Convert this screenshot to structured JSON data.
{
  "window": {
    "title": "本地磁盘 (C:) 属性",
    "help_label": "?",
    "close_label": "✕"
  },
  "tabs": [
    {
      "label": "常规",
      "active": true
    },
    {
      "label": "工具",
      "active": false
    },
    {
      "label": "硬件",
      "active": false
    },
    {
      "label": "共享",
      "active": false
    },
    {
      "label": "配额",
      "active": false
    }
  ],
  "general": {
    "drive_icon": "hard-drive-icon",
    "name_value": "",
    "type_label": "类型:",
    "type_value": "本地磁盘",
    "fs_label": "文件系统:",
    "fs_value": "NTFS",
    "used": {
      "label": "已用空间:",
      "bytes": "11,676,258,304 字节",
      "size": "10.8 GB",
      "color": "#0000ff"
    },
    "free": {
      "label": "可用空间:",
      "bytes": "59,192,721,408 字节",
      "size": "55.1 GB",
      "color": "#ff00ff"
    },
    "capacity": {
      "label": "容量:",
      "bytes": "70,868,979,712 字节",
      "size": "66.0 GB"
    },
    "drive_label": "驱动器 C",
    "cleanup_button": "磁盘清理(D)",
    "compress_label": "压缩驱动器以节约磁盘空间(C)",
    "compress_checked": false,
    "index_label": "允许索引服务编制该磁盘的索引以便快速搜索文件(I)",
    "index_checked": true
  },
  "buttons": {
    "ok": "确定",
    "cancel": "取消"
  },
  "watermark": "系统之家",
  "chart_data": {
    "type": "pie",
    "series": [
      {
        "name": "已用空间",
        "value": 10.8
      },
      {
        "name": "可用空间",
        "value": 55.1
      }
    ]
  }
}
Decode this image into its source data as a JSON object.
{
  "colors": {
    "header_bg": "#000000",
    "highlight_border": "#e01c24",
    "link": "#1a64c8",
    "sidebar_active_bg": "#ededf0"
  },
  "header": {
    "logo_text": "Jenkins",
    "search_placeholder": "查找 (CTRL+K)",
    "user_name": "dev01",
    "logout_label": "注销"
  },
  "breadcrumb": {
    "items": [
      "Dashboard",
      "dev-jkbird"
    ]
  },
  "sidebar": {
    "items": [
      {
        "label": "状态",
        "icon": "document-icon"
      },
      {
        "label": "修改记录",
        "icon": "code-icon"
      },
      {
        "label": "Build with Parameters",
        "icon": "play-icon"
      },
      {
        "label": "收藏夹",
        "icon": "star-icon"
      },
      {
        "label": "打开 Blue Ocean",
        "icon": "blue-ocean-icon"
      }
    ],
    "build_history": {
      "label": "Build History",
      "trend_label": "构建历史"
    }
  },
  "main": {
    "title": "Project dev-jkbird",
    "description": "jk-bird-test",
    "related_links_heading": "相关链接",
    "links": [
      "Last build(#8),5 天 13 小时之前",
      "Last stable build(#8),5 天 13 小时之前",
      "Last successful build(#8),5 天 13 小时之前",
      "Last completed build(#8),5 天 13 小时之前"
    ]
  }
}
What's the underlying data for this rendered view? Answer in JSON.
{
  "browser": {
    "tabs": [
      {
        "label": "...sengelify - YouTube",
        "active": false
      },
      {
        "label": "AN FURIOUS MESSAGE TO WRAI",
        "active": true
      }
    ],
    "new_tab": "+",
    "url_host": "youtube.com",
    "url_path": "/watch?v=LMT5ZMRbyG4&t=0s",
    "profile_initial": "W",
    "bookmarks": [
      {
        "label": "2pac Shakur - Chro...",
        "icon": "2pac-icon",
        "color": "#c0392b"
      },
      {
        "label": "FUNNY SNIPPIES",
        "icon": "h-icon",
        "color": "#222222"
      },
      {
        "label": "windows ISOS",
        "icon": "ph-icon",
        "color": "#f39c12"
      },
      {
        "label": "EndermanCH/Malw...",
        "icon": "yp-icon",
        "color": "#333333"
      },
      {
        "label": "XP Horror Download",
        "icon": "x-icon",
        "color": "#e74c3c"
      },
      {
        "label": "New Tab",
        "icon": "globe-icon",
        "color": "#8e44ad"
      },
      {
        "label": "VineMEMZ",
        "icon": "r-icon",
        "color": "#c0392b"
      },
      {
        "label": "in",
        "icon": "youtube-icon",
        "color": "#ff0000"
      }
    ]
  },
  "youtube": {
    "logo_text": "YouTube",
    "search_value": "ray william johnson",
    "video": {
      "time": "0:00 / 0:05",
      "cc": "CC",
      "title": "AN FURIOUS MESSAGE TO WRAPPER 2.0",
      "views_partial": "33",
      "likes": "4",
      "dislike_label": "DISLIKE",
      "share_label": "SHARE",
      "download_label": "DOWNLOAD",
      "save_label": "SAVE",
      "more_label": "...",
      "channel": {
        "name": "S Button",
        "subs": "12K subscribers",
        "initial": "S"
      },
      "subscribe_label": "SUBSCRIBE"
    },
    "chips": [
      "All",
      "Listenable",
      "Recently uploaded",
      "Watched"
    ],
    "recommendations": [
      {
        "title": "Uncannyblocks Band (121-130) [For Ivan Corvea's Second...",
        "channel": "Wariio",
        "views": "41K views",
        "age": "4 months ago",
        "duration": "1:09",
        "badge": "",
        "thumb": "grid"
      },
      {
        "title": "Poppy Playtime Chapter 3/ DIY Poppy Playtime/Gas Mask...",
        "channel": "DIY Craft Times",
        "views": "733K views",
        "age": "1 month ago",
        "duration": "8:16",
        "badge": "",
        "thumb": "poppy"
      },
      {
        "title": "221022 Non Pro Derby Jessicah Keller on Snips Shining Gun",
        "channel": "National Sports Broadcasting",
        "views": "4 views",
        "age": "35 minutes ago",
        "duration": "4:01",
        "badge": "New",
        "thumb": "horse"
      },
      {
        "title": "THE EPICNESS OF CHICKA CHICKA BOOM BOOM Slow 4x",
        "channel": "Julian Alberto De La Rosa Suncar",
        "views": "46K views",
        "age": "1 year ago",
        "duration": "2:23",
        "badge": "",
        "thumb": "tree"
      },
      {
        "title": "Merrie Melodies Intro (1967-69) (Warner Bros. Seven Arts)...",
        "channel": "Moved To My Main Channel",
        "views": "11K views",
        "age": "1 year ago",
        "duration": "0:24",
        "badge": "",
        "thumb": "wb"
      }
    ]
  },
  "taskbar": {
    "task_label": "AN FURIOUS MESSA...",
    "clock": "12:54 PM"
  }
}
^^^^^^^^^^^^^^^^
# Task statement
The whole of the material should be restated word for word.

# Written answer
Convert this screenshot to structured JSON data.
{
  "window": {
    "title": "本地磁盘 (C:) 属性",
    "help_label": "?",
    "close_label": "✕"
  },
  "tabs": [
    {
      "label": "常规",
      "active": true
    },
    {
      "label": "工具",
      "active": false
    },
    {
      "label": "硬件",
      "active": false
    },
    {
      "label": "共享",
      "active": false
    },
    {
      "label": "配额",
      "active": false
    }
  ],
  "general": {
    "drive_icon": "hard-drive-icon",
    "name_value": "",
    "type_label": "类型:",
    "type_value": "本地磁盘",
    "fs_label": "文件系统:",
    "fs_value": "NTFS",
    "used": {
      "label": "已用空间:",
      "bytes": "11,676,258,304 字节",
      "size": "10.8 GB",
      "color": "#0000ff"
    },
    "free": {
      "label": "可用空间:",
      "bytes": "59,192,721,408 字节",
      "size": "55.1 GB",
      "color": "#ff00ff"
    },
    "capacity": {
      "label": "容量:",
      "bytes": "70,868,979,712 字节",
      "size": "66.0 GB"
    },
    "drive_label": "驱动器 C",
    "cleanup_button": "磁盘清理(D)",
    "compress_label": "压缩驱动器以节约磁盘空间(C)",
    "compress_checked": false,
    "index_label": "允许索引服务编制该磁盘的索引以便快速搜索文件(I)",
    "index_checked": true
  },
  "buttons": {
    "ok": "确定",
    "cancel": "取消"
  },
  "watermark": "系统之家",
  "chart_data": {
    "type": "pie",
    "series": [
      {
        "name": "已用空间",
        "value": 10.8
      },
      {
        "name": "可用空间",
        "value": 55.1
      }
    ]
  }
}
Decode this image into its source data as a JSON object.
{
  "colors": {
    "header_bg": "#000000",
    "highlight_border": "#e01c24",
    "link": "#1a64c8",
    "sidebar_active_bg": "#ededf0"
  },
  "header": {
    "logo_text": "Jenkins",
    "search_placeholder": "查找 (CTRL+K)",
    "user_name": "dev01",
    "logout_label": "注销"
  },
  "breadcrumb": {
    "items": [
      "Dashboard",
      "dev-jkbird"
    ]
  },
  "sidebar": {
    "items": [
      {
        "label": "状态",
        "icon": "document-icon"
      },
      {
        "label": "修改记录",
        "icon": "code-icon"
      },
      {
        "label": "Build with Parameters",
        "icon": "play-icon"
      },
      {
        "label": "收藏夹",
        "icon": "star-icon"
      },
      {
        "label": "打开 Blue Ocean",
        "icon": "blue-ocean-icon"
      }
    ],
    "build_history": {
      "label": "Build History",
      "trend_label": "构建历史"
    }
  },
  "main": {
    "title": "Project dev-jkbird",
    "description": "jk-bird-test",
    "related_links_heading": "相关链接",
    "links": [
      "Last build(#8),5 天 13 小时之前",
      "Last stable build(#8),5 天 13 小时之前",
      "Last successful build(#8),5 天 13 小时之前",
      "Last completed build(#8),5 天 13 小时之前"
    ]
  }
}
What's the underlying data for this rendered view? Answer in JSON.
{
  "browser": {
    "tabs": [
      {
        "label": "...sengelify - YouTube",
        "active": false
      },
      {
        "label": "AN FURIOUS MESSAGE TO WRAI",
        "active": true
      }
    ],
    "new_tab": "+",
    "url_host": "youtube.com",
    "url_path": "/watch?v=LMT5ZMRbyG4&t=0s",
    "profile_initial": "W",
    "bookmarks": [
      {
        "label": "2pac Shakur - Chro...",
        "icon": "2pac-icon",
        "color": "#c0392b"
      },
      {
        "label": "FUNNY SNIPPIES",
        "icon": "h-icon",
        "color": "#222222"
      },
      {
        "label": "windows ISOS",
        "icon": "ph-icon",
        "color": "#f39c12"
      },
      {
        "label": "EndermanCH/Malw...",
        "icon": "yp-icon",
        "color": "#333333"
      },
      {
        "label": "XP Horror Download",
        "icon": "x-icon",
        "color": "#e74c3c"
      },
      {
        "label": "New Tab",
        "icon": "globe-icon",
        "color": "#8e44ad"
      },
      {
        "label": "VineMEMZ",
        "icon": "r-icon",
        "color": "#c0392b"
      },
      {
        "label": "in",
        "icon": "youtube-icon",
        "color": "#ff0000"
      }
    ]
  },
  "youtube": {
    "logo_text": "YouTube",
    "search_value": "ray william johnson",
    "video": {
      "time": "0:00 / 0:05",
      "cc": "CC",
      "title": "AN FURIOUS MESSAGE TO WRAPPER 2.0",
      "views_partial": "33",
      "likes": "4",
      "dislike_label": "DISLIKE",
      "share_label": "SHARE",
      "download_label": "DOWNLOAD",
      "save_label": "SAVE",
      "more_label": "...",
      "channel": {
        "name": "S Button",
        "subs": "12K subscribers",
        "initial": "S"
      },
      "subscribe_label": "SUBSCRIBE"
    },
    "chips": [
      "All",
      "Listenable",
      "Recently uploaded",
      "Watched"
    ],
    "recommendations": [
      {
        "title": "Uncannyblocks Band (121-130) [For Ivan Corvea's Second...",
        "channel": "Wariio",
        "views": "41K views",
        "age": "4 months ago",
        "duration": "1:09",
        "badge": "",
        "thumb": "grid"
      },
      {
        "title": "Poppy Playtime Chapter 3/ DIY Poppy Playtime/Gas Mask...",
        "channel": "DIY Craft Times",
        "views": "733K views",
        "age": "1 month ago",
        "duration": "8:16",
        "badge": "",
        "thumb": "poppy"
      },
      {
        "title": "221022 Non Pro Derby Jessicah Keller on Snips Shining Gun",
        "channel": "National Sports Broadcasting",
        "views": "4 views",
        "age": "35 minutes ago",
        "duration": "4:01",
        "badge": "New",
        "thumb": "horse"
      },
      {
        "title": "THE EPICNESS OF CHICKA CHICKA BOOM BOOM Slow 4x",
        "channel": "Julian Alberto De La Rosa Suncar",
        "views": "46K views",
        "age": "1 year ago",
        "duration": "2:23",
        "badge": "",
        "thumb": "tree"
      },
      {
        "title": "Merrie Melodies Intro (1967-69) (Warner Bros. Seven Arts)...",
        "channel": "Moved To My Main Channel",
        "views": "11K views",
        "age": "1 year ago",
        "duration": "0:24",
        "badge": "",
        "thumb": "wb"
      }
    ]
  },
  "taskbar": {
    "task_label": "AN FURIOUS MESSA...",
    "clock": "12:54 PM"
  }
}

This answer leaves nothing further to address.